The New Zealand Torpedo Corps formed No. 2 Company of the Permanent Militia. They had responsibility for construction and maintenance of harbour mine defences.


The first of the ‘Russian Scares”. There was a real and present fear of the invasion and dominance of the Imperial Russian Navy.

Torpedo Defence – “A field of submarine mines should be laid across the harbour in the most convenient situation to prevent an enemy running at full speed past the batteries and up the harbour, to a position out of range of our guns where he could fire into Auckland”.


The submarine mining station at Torpedo Bay – so named because mines were called torpedoes then – was designed by LT Col. Tudor Boddam. A small section (0.06 ha) of land at the South West base of Maungauika – North Head was deemed the perfect location for a mining station.
20th Century


The Torpedo Bay Depot was operational for a mere three years. Three strings of electro-contact mines were able to be deployed across the harbour, however, it is not believed any mines were laid during this time.


The Russo-Japanese War saw the total defeat of the Russian Navy in the Pacific thus ending any naval threat to New Zealand by Russia.


The submarine mining programme was abandoned and all equipment that was salvable was disposed of. The mining cable was used for telephone cable in Auckland.


The yard was used as accommodation and some of the buildings converted into detention cells. The most famous prisoner was Count Felix von Luckner who was held in a cell for one night after his recapture in 1917.


The wharf was rebuilt and buildings refurbished. The site was used for Army stores and unloading ammunition for North Head. In 11926 the main building was refurbished as a drill hall.


The last of the mines and gun cotton were disposed of.


The yard remained in use as an Army store. The Army launch Bombardier was based here and used to supply personnel and stores to and from the various islands.


The site was officially handed over to the Royal New Zealand Navy.


With relocation of HMNZS Tamaki to Narrow Neck from Motuihe Island the sail training whalers were moored at the wharf at Torpedo Bay.


Torpedo Bay was used by the Sea Cadets, The RNZN Sailing Club and the RNZN Band.
21st Century


Torpedo Bay is used by the RNZN Band.


The National Museum of the Royal New Zealand Navy moves from its site at Spring Street, Devonport to Torpedo Bay and in October is officially opened by Prime Minister John Key.

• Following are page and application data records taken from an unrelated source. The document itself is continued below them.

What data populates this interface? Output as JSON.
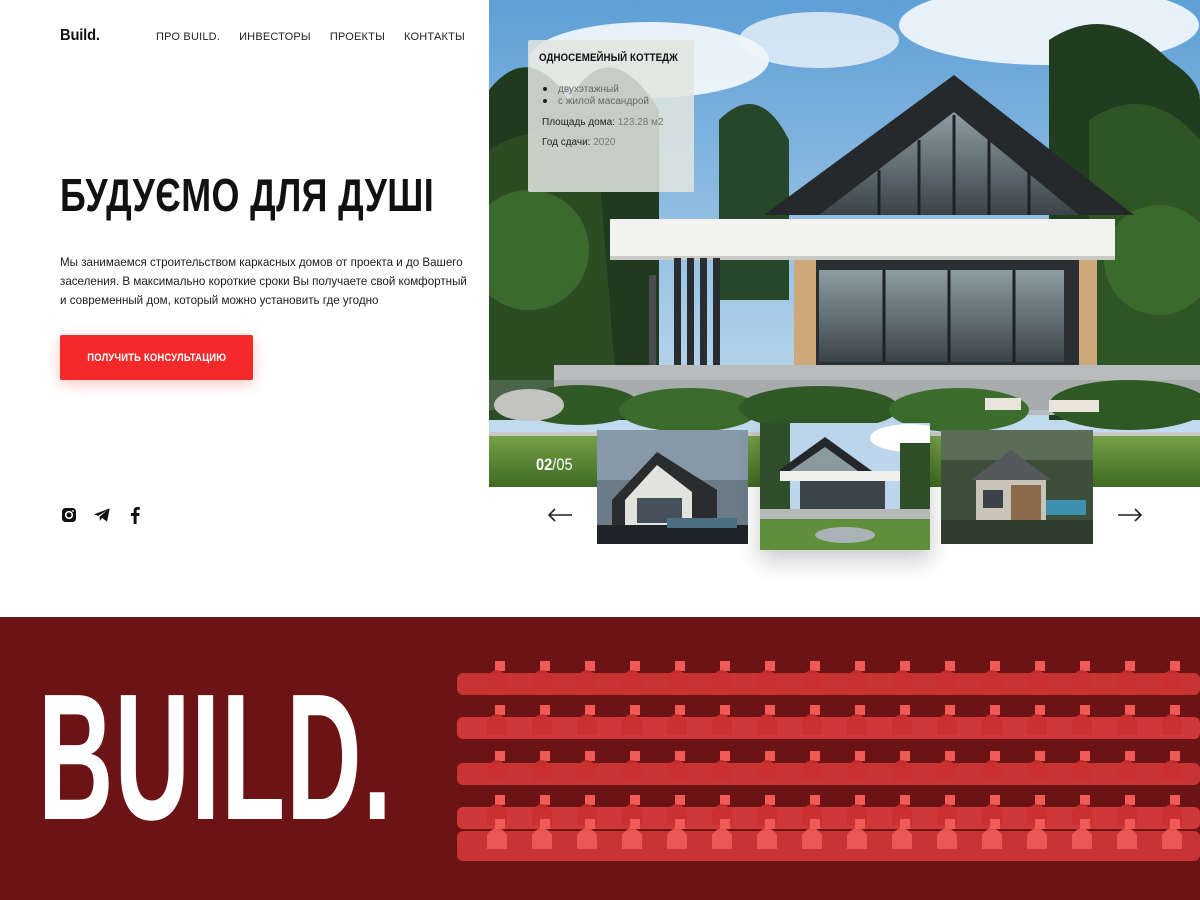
{
  "header": {
    "logo": "Build.",
    "nav": [
      "ПРО BUILD.",
      "ИНВЕСТОРЫ",
      "ПРОЕКТЫ",
      "КОНТАКТЫ"
    ]
  },
  "hero": {
    "title": "БУДУЄМО ДЛЯ ДУШІ",
    "text": "Мы занимаемся строительством каркасных домов от проекта и до Вашего заселения. В максимально короткие сроки Вы получаете свой комфортный и современный дом, который можно установить где угодно",
    "cta": "ПОЛУЧИТЬ КОНСУЛЬТАЦИЮ"
  },
  "socials": [
    "instagram-icon",
    "telegram-icon",
    "facebook-icon"
  ],
  "project_card": {
    "title": "ОДНОСЕМЕЙНЫЙ КОТТЕДЖ",
    "features": [
      "двухэтажный",
      "с жилой масандрой"
    ],
    "area_label": "Площадь дома:",
    "area_value": "123.28 м2",
    "year_label": "Год сдачи:",
    "year_value": "2020"
  },
  "slider": {
    "current": "02",
    "total": "/05"
  },
  "footer_band": {
    "word": "BUILD.",
    "background": "#6c1315"
  },
  "colors": {
    "accent": "#f42a2a",
    "dark": "#111111",
    "band": "#6c1315"
  }
}
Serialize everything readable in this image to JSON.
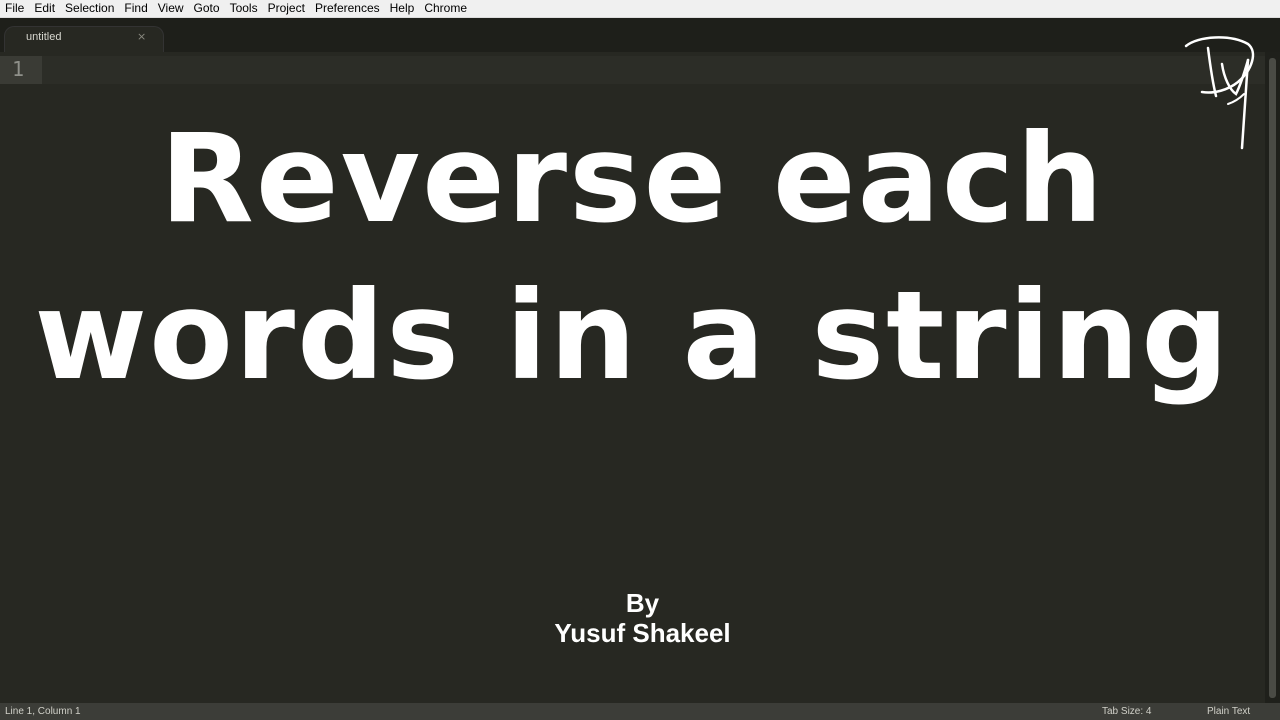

Restoration of the 19th Century Loaded Mine Store is completed. New galleries and a modern learning space are opened to the public.